Dataset entries
Content starts
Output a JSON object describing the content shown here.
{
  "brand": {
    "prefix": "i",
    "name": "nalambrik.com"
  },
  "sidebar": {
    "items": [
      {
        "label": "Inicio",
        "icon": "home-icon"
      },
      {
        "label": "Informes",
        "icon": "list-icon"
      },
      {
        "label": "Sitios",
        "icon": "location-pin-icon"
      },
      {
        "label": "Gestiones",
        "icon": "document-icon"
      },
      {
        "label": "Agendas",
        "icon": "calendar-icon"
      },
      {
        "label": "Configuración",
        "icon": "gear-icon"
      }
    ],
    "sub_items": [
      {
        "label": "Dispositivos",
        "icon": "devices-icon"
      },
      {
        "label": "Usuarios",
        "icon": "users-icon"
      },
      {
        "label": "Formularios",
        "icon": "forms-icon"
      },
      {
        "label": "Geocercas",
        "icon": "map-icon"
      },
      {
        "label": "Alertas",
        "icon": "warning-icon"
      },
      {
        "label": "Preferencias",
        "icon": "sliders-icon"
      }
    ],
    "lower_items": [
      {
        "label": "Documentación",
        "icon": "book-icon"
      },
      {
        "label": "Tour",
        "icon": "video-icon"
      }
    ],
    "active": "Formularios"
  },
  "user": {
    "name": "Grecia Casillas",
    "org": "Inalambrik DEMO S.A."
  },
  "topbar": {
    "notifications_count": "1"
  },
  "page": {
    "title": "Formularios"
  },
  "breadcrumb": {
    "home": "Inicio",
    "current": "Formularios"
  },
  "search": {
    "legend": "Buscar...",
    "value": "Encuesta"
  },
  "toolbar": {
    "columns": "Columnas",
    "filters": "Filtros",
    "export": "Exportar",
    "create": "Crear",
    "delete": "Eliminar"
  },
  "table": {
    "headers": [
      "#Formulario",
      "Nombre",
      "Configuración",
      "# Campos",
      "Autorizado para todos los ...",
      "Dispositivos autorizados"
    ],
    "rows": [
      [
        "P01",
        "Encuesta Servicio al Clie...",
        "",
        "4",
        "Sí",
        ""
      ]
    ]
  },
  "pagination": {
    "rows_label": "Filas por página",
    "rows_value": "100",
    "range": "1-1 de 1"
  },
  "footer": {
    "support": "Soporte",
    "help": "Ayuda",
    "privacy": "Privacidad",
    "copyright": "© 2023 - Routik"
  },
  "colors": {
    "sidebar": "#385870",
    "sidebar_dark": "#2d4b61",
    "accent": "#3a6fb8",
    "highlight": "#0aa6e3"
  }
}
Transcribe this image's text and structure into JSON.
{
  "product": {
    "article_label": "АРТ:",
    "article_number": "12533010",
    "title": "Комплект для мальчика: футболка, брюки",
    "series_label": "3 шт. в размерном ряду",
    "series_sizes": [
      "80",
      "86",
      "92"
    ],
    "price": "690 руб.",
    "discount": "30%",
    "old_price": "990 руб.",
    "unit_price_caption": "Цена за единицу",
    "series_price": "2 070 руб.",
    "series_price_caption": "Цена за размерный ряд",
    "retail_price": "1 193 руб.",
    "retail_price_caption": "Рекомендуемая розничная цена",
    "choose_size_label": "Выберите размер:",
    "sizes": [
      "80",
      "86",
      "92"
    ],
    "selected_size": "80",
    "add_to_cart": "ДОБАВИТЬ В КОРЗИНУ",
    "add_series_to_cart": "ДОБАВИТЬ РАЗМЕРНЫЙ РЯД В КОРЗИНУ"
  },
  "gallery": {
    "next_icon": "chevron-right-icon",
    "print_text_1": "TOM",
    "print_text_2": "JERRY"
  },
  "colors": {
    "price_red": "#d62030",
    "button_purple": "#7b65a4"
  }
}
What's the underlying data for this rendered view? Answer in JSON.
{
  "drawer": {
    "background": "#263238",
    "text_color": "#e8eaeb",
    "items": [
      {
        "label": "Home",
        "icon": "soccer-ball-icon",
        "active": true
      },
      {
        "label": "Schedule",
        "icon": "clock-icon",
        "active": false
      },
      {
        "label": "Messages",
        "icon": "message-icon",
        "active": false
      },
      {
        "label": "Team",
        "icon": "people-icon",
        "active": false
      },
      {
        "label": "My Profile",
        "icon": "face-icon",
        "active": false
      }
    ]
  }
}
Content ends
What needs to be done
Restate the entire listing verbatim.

Response to this exercise
Output a JSON object describing the content shown here.
{
  "brand": {
    "prefix": "i",
    "name": "nalambrik.com"
  },
  "sidebar": {
    "items": [
      {
        "label": "Inicio",
        "icon": "home-icon"
      },
      {
        "label": "Informes",
        "icon": "list-icon"
      },
      {
        "label": "Sitios",
        "icon": "location-pin-icon"
      },
      {
        "label": "Gestiones",
        "icon": "document-icon"
      },
      {
        "label": "Agendas",
        "icon": "calendar-icon"
      },
      {
        "label": "Configuración",
        "icon": "gear-icon"
      }
    ],
    "sub_items": [
      {
        "label": "Dispositivos",
        "icon": "devices-icon"
      },
      {
        "label": "Usuarios",
        "icon": "users-icon"
      },
      {
        "label": "Formularios",
        "icon": "forms-icon"
      },
      {
        "label": "Geocercas",
        "icon": "map-icon"
      },
      {
        "label": "Alertas",
        "icon": "warning-icon"
      },
      {
        "label": "Preferencias",
        "icon": "sliders-icon"
      }
    ],
    "lower_items": [
      {
        "label": "Documentación",
        "icon": "book-icon"
      },
      {
        "label": "Tour",
        "icon": "video-icon"
      }
    ],
    "active": "Formularios"
  },
  "user": {
    "name": "Grecia Casillas",
    "org": "Inalambrik DEMO S.A."
  },
  "topbar": {
    "notifications_count": "1"
  },
  "page": {
    "title": "Formularios"
  },
  "breadcrumb": {
    "home": "Inicio",
    "current": "Formularios"
  },
  "search": {
    "legend": "Buscar...",
    "value": "Encuesta"
  },
  "toolbar": {
    "columns": "Columnas",
    "filters": "Filtros",
    "export": "Exportar",
    "create": "Crear",
    "delete": "Eliminar"
  },
  "table": {
    "headers": [
      "#Formulario",
      "Nombre",
      "Configuración",
      "# Campos",
      "Autorizado para todos los ...",
      "Dispositivos autorizados"
    ],
    "rows": [
      [
        "P01",
        "Encuesta Servicio al Clie...",
        "",
        "4",
        "Sí",
        ""
      ]
    ]
  },
  "pagination": {
    "rows_label": "Filas por página",
    "rows_value": "100",
    "range": "1-1 de 1"
  },
  "footer": {
    "support": "Soporte",
    "help": "Ayuda",
    "privacy": "Privacidad",
    "copyright": "© 2023 - Routik"
  },
  "colors": {
    "sidebar": "#385870",
    "sidebar_dark": "#2d4b61",
    "accent": "#3a6fb8",
    "highlight": "#0aa6e3"
  }
}
Transcribe this image's text and structure into JSON.
{
  "product": {
    "article_label": "АРТ:",
    "article_number": "12533010",
    "title": "Комплект для мальчика: футболка, брюки",
    "series_label": "3 шт. в размерном ряду",
    "series_sizes": [
      "80",
      "86",
      "92"
    ],
    "price": "690 руб.",
    "discount": "30%",
    "old_price": "990 руб.",
    "unit_price_caption": "Цена за единицу",
    "series_price": "2 070 руб.",
    "series_price_caption": "Цена за размерный ряд",
    "retail_price": "1 193 руб.",
    "retail_price_caption": "Рекомендуемая розничная цена",
    "choose_size_label": "Выберите размер:",
    "sizes": [
      "80",
      "86",
      "92"
    ],
    "selected_size": "80",
    "add_to_cart": "ДОБАВИТЬ В КОРЗИНУ",
    "add_series_to_cart": "ДОБАВИТЬ РАЗМЕРНЫЙ РЯД В КОРЗИНУ"
  },
  "gallery": {
    "next_icon": "chevron-right-icon",
    "print_text_1": "TOM",
    "print_text_2": "JERRY"
  },
  "colors": {
    "price_red": "#d62030",
    "button_purple": "#7b65a4"
  }
}
What's the underlying data for this rendered view? Answer in JSON.
{
  "drawer": {
    "background": "#263238",
    "text_color": "#e8eaeb",
    "items": [
      {
        "label": "Home",
        "icon": "soccer-ball-icon",
        "active": true
      },
      {
        "label": "Schedule",
        "icon": "clock-icon",
        "active": false
      },
      {
        "label": "Messages",
        "icon": "message-icon",
        "active": false
      },
      {
        "label": "Team",
        "icon": "people-icon",
        "active": false
      },
      {
        "label": "My Profile",
        "icon": "face-icon",
        "active": false
      }
    ]
  }
}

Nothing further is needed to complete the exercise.